By Kieran O’Mahony
A MONUMENT is to be unveiled in Lissarda on Sunday in honour of a local woman who disappeared without a trace, 73 years ago this month.
The mystery over the disappearance of Margaret ‘Mag’ Galvin (72) has baffled locals for decades and despite extensive searches, she was never seen again, after her house was discovered burned to the ground.
On Friday October 13th 1944 Mag was a sprightly, single woman living alone at Gurranareigh, Lissarda, but as dawn broke the following morning, her cosy homestead was found burned to the ground. Mag had vanished from the face of the earth, thus initiating one of the most intriguing and unsolved mysteries in post-independence Ireland.
Despite extensive searches by locals, gardaí and members of the Local Defence Force, she was not found and the mystery remains to this day. The site where Mag lived was purchased by the neighbouring O’Sullivan family in recent years, and it was the wish of the late Joe O’Sullivan that she should be remembered.
It was decided that a simple and dignified monument be erected, not only to keep her memory alive, but also to remind younger people, now and in the future, of some of the less savoury aspects of rural Ireland in decades past.

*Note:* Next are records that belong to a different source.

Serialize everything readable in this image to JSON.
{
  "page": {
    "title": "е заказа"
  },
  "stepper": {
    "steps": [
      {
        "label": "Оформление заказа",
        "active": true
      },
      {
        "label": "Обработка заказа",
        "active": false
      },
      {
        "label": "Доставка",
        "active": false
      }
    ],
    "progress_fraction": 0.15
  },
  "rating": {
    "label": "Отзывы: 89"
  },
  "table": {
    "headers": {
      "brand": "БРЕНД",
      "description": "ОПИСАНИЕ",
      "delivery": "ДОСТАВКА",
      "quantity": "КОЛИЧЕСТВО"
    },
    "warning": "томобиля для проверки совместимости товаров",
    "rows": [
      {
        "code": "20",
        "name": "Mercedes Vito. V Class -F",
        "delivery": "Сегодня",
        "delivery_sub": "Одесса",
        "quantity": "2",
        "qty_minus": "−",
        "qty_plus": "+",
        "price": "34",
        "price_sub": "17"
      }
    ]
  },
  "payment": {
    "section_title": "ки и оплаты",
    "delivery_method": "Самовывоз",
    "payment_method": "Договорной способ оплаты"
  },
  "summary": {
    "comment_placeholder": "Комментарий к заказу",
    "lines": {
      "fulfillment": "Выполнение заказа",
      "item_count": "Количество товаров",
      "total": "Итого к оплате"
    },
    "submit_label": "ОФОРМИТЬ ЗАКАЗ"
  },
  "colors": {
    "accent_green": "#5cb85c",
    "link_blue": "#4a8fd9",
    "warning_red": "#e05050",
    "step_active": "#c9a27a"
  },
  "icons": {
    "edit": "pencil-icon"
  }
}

The unveiling of the monument at 3pm will be performed by Monsignor Kevin O’Callaghan, whose mother actually hailed from Gurranareigh. All are welcome.

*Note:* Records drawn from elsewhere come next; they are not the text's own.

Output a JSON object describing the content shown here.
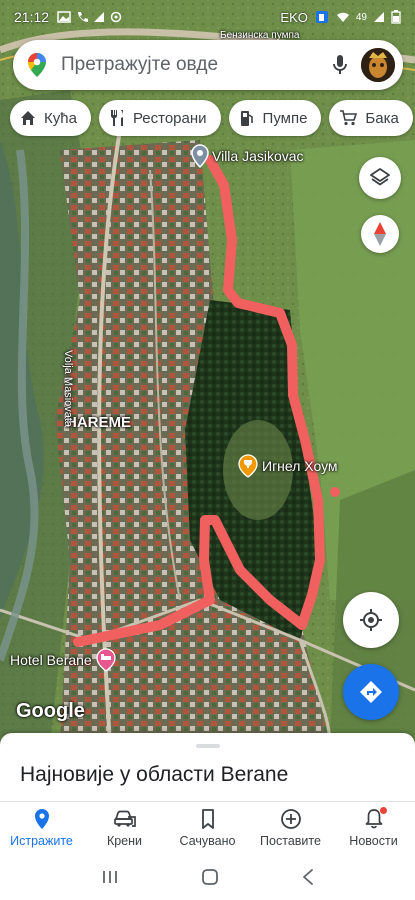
{
  "status_bar": {
    "time": "21:12",
    "station_label": "EKO",
    "notification_count": "49"
  },
  "search": {
    "placeholder": "Претражујте овде",
    "icon": "google-maps-pin-icon",
    "voice_icon": "mic-icon"
  },
  "chips": [
    {
      "label": "Кућа",
      "icon": "home-icon"
    },
    {
      "label": "Ресторани",
      "icon": "fork-knife-icon"
    },
    {
      "label": "Пумпе",
      "icon": "gas-pump-icon"
    },
    {
      "label": "Бака",
      "icon": "cart-icon"
    }
  ],
  "map": {
    "labels": {
      "villa": "Villa Jasikovac",
      "ignel": "Игнел Хоум",
      "hareme": "HAREME",
      "street": "Volja Masiovata",
      "hotel": "Hotel Berane",
      "gas_station": "Бензинска пумпа"
    },
    "attribution": "Google",
    "route_color": "#f0605e",
    "colors": {
      "forest": "#1f3a1c",
      "field": "#6f8f4b",
      "river": "#5f7a74",
      "accent": "#1a73e8"
    }
  },
  "sheet": {
    "title": "Најновије у области Berane"
  },
  "bottom_nav": [
    {
      "label": "Истражите",
      "icon": "location-pin-icon",
      "active": true
    },
    {
      "label": "Крени",
      "icon": "car-icon",
      "active": false
    },
    {
      "label": "Сачувано",
      "icon": "bookmark-icon",
      "active": false
    },
    {
      "label": "Поставите",
      "icon": "add-circle-icon",
      "active": false
    },
    {
      "label": "Новости",
      "icon": "bell-icon",
      "active": false
    }
  ]
}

Meanwhile, the Coppeen Archaeological Historical & Cultural society are gearing up for the launch of their new book later this month.
Coppeen – A Glimpse of the Past Volume IV will be launched in An Caipín Bar in Coppeen on Sunday October 29th at 3pm.